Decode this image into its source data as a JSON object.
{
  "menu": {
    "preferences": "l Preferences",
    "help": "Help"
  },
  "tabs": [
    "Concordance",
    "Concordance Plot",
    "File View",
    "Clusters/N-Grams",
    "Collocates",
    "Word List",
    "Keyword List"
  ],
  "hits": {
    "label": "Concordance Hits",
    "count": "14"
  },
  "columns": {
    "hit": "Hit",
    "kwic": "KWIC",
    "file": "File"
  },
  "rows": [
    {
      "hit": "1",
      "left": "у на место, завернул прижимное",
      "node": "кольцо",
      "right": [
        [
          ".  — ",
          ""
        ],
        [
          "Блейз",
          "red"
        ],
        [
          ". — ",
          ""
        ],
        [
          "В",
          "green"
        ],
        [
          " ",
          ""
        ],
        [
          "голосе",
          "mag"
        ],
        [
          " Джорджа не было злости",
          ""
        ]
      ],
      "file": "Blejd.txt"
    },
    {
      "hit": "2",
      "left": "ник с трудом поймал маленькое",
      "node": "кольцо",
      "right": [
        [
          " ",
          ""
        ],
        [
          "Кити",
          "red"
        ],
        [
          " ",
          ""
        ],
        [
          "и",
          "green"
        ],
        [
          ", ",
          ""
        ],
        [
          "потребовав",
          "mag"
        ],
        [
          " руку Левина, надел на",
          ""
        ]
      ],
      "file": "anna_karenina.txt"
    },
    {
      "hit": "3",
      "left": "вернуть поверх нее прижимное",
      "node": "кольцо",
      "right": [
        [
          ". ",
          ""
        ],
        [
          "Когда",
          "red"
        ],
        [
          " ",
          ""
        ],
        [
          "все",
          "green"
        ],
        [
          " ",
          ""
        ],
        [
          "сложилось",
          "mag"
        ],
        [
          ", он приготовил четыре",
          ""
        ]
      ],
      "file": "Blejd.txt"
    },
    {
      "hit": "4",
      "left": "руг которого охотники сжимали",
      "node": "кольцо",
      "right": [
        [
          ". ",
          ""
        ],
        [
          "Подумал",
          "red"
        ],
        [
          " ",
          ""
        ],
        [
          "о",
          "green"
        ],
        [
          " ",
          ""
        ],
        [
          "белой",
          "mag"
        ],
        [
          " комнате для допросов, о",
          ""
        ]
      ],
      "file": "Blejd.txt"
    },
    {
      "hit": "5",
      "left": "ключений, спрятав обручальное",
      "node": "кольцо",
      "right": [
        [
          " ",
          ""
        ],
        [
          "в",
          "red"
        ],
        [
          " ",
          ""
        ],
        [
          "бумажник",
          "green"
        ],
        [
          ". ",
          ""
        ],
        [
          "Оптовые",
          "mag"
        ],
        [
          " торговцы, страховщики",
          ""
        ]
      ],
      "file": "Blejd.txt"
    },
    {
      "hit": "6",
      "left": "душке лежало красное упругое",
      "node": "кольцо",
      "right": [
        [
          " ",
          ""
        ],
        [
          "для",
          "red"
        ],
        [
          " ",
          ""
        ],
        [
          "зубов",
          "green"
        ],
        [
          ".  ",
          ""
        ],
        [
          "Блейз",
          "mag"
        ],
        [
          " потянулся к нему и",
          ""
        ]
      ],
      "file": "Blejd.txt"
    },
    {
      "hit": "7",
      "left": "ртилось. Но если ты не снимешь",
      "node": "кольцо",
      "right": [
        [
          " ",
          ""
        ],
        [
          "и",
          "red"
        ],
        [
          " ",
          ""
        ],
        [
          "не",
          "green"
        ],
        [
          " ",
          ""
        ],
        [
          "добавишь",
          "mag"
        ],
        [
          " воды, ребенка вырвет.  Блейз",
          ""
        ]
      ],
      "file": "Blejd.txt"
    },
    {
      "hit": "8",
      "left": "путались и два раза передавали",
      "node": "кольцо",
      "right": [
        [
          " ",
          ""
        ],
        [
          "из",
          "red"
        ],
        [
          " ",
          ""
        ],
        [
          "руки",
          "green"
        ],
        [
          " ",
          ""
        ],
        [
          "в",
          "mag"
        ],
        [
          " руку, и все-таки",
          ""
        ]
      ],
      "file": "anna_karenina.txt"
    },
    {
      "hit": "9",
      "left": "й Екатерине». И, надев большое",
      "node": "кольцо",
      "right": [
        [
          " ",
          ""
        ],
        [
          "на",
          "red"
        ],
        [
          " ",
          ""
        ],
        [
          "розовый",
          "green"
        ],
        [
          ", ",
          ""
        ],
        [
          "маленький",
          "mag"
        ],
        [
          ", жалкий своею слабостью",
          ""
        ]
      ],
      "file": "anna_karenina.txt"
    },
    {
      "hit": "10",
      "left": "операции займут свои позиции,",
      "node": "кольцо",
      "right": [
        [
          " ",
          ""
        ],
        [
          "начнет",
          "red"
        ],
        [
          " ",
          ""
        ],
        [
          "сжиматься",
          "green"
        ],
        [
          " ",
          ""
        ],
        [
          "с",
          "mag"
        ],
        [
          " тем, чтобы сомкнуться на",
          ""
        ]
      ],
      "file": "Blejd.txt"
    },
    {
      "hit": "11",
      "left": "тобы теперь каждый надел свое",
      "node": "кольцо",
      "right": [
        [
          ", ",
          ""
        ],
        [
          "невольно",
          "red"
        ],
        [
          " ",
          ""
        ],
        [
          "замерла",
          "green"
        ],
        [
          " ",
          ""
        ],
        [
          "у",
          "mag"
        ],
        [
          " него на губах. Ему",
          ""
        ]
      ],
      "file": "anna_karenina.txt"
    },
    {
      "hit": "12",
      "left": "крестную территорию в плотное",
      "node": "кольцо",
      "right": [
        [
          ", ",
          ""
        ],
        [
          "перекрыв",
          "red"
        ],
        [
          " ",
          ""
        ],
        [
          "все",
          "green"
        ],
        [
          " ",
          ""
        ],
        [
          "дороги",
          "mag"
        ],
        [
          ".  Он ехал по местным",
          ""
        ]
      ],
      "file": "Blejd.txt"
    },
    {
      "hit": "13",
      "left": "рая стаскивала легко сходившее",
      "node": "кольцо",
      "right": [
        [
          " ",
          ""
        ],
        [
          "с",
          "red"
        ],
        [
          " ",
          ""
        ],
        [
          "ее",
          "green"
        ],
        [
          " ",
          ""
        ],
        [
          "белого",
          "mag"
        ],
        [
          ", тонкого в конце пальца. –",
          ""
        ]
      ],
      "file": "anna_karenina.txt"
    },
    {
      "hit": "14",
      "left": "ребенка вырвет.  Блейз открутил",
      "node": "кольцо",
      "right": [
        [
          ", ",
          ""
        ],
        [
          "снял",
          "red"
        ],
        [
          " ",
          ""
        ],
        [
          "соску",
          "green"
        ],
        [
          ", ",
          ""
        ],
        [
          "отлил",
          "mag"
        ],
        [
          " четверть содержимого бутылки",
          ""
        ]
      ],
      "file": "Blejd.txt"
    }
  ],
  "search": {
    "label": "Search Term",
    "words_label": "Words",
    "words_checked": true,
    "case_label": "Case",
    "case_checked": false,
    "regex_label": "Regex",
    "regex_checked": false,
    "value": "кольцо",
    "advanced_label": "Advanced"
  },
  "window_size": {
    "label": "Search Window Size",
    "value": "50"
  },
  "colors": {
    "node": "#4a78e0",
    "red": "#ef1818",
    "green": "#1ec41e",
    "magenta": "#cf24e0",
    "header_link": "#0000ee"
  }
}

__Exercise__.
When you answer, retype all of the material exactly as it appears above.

__Task response__.
Decode this image into its source data as a JSON object.
{
  "menu": {
    "preferences": "l Preferences",
    "help": "Help"
  },
  "tabs": [
    "Concordance",
    "Concordance Plot",
    "File View",
    "Clusters/N-Grams",
    "Collocates",
    "Word List",
    "Keyword List"
  ],
  "hits": {
    "label": "Concordance Hits",
    "count": "14"
  },
  "columns": {
    "hit": "Hit",
    "kwic": "KWIC",
    "file": "File"
  },
  "rows": [
    {
      "hit": "1",
      "left": "у на место, завернул прижимное",
      "node": "кольцо",
      "right": [
        [
          ".  — ",
          ""
        ],
        [
          "Блейз",
          "red"
        ],
        [
          ". — ",
          ""
        ],
        [
          "В",
          "green"
        ],
        [
          " ",
          ""
        ],
        [
          "голосе",
          "mag"
        ],
        [
          " Джорджа не было злости",
          ""
        ]
      ],
      "file": "Blejd.txt"
    },
    {
      "hit": "2",
      "left": "ник с трудом поймал маленькое",
      "node": "кольцо",
      "right": [
        [
          " ",
          ""
        ],
        [
          "Кити",
          "red"
        ],
        [
          " ",
          ""
        ],
        [
          "и",
          "green"
        ],
        [
          ", ",
          ""
        ],
        [
          "потребовав",
          "mag"
        ],
        [
          " руку Левина, надел на",
          ""
        ]
      ],
      "file": "anna_karenina.txt"
    },
    {
      "hit": "3",
      "left": "вернуть поверх нее прижимное",
      "node": "кольцо",
      "right": [
        [
          ". ",
          ""
        ],
        [
          "Когда",
          "red"
        ],
        [
          " ",
          ""
        ],
        [
          "все",
          "green"
        ],
        [
          " ",
          ""
        ],
        [
          "сложилось",
          "mag"
        ],
        [
          ", он приготовил четыре",
          ""
        ]
      ],
      "file": "Blejd.txt"
    },
    {
      "hit": "4",
      "left": "руг которого охотники сжимали",
      "node": "кольцо",
      "right": [
        [
          ". ",
          ""
        ],
        [
          "Подумал",
          "red"
        ],
        [
          " ",
          ""
        ],
        [
          "о",
          "green"
        ],
        [
          " ",
          ""
        ],
        [
          "белой",
          "mag"
        ],
        [
          " комнате для допросов, о",
          ""
        ]
      ],
      "file": "Blejd.txt"
    },
    {
      "hit": "5",
      "left": "ключений, спрятав обручальное",
      "node": "кольцо",
      "right": [
        [
          " ",
          ""
        ],
        [
          "в",
          "red"
        ],
        [
          " ",
          ""
        ],
        [
          "бумажник",
          "green"
        ],
        [
          ". ",
          ""
        ],
        [
          "Оптовые",
          "mag"
        ],
        [
          " торговцы, страховщики",
          ""
        ]
      ],
      "file": "Blejd.txt"
    },
    {
      "hit": "6",
      "left": "душке лежало красное упругое",
      "node": "кольцо",
      "right": [
        [
          " ",
          ""
        ],
        [
          "для",
          "red"
        ],
        [
          " ",
          ""
        ],
        [
          "зубов",
          "green"
        ],
        [
          ".  ",
          ""
        ],
        [
          "Блейз",
          "mag"
        ],
        [
          " потянулся к нему и",
          ""
        ]
      ],
      "file": "Blejd.txt"
    },
    {
      "hit": "7",
      "left": "ртилось. Но если ты не снимешь",
      "node": "кольцо",
      "right": [
        [
          " ",
          ""
        ],
        [
          "и",
          "red"
        ],
        [
          " ",
          ""
        ],
        [
          "не",
          "green"
        ],
        [
          " ",
          ""
        ],
        [
          "добавишь",
          "mag"
        ],
        [
          " воды, ребенка вырвет.  Блейз",
          ""
        ]
      ],
      "file": "Blejd.txt"
    },
    {
      "hit": "8",
      "left": "путались и два раза передавали",
      "node": "кольцо",
      "right": [
        [
          " ",
          ""
        ],
        [
          "из",
          "red"
        ],
        [
          " ",
          ""
        ],
        [
          "руки",
          "green"
        ],
        [
          " ",
          ""
        ],
        [
          "в",
          "mag"
        ],
        [
          " руку, и все-таки",
          ""
        ]
      ],
      "file": "anna_karenina.txt"
    },
    {
      "hit": "9",
      "left": "й Екатерине». И, надев большое",
      "node": "кольцо",
      "right": [
        [
          " ",
          ""
        ],
        [
          "на",
          "red"
        ],
        [
          " ",
          ""
        ],
        [
          "розовый",
          "green"
        ],
        [
          ", ",
          ""
        ],
        [
          "маленький",
          "mag"
        ],
        [
          ", жалкий своею слабостью",
          ""
        ]
      ],
      "file": "anna_karenina.txt"
    },
    {
      "hit": "10",
      "left": "операции займут свои позиции,",
      "node": "кольцо",
      "right": [
        [
          " ",
          ""
        ],
        [
          "начнет",
          "red"
        ],
        [
          " ",
          ""
        ],
        [
          "сжиматься",
          "green"
        ],
        [
          " ",
          ""
        ],
        [
          "с",
          "mag"
        ],
        [
          " тем, чтобы сомкнуться на",
          ""
        ]
      ],
      "file": "Blejd.txt"
    },
    {
      "hit": "11",
      "left": "тобы теперь каждый надел свое",
      "node": "кольцо",
      "right": [
        [
          ", ",
          ""
        ],
        [
          "невольно",
          "red"
        ],
        [
          " ",
          ""
        ],
        [
          "замерла",
          "green"
        ],
        [
          " ",
          ""
        ],
        [
          "у",
          "mag"
        ],
        [
          " него на губах. Ему",
          ""
        ]
      ],
      "file": "anna_karenina.txt"
    },
    {
      "hit": "12",
      "left": "крестную территорию в плотное",
      "node": "кольцо",
      "right": [
        [
          ", ",
          ""
        ],
        [
          "перекрыв",
          "red"
        ],
        [
          " ",
          ""
        ],
        [
          "все",
          "green"
        ],
        [
          " ",
          ""
        ],
        [
          "дороги",
          "mag"
        ],
        [
          ".  Он ехал по местным",
          ""
        ]
      ],
      "file": "Blejd.txt"
    },
    {
      "hit": "13",
      "left": "рая стаскивала легко сходившее",
      "node": "кольцо",
      "right": [
        [
          " ",
          ""
        ],
        [
          "с",
          "red"
        ],
        [
          " ",
          ""
        ],
        [
          "ее",
          "green"
        ],
        [
          " ",
          ""
        ],
        [
          "белого",
          "mag"
        ],
        [
          ", тонкого в конце пальца. –",
          ""
        ]
      ],
      "file": "anna_karenina.txt"
    },
    {
      "hit": "14",
      "left": "ребенка вырвет.  Блейз открутил",
      "node": "кольцо",
      "right": [
        [
          ", ",
          ""
        ],
        [
          "снял",
          "red"
        ],
        [
          " ",
          ""
        ],
        [
          "соску",
          "green"
        ],
        [
          ", ",
          ""
        ],
        [
          "отлил",
          "mag"
        ],
        [
          " четверть содержимого бутылки",
          ""
        ]
      ],
      "file": "Blejd.txt"
    }
  ],
  "search": {
    "label": "Search Term",
    "words_label": "Words",
    "words_checked": true,
    "case_label": "Case",
    "case_checked": false,
    "regex_label": "Regex",
    "regex_checked": false,
    "value": "кольцо",
    "advanced_label": "Advanced"
  },
  "window_size": {
    "label": "Search Window Size",
    "value": "50"
  },
  "colors": {
    "node": "#4a78e0",
    "red": "#ef1818",
    "green": "#1ec41e",
    "magenta": "#cf24e0",
    "header_link": "#0000ee"
  }
}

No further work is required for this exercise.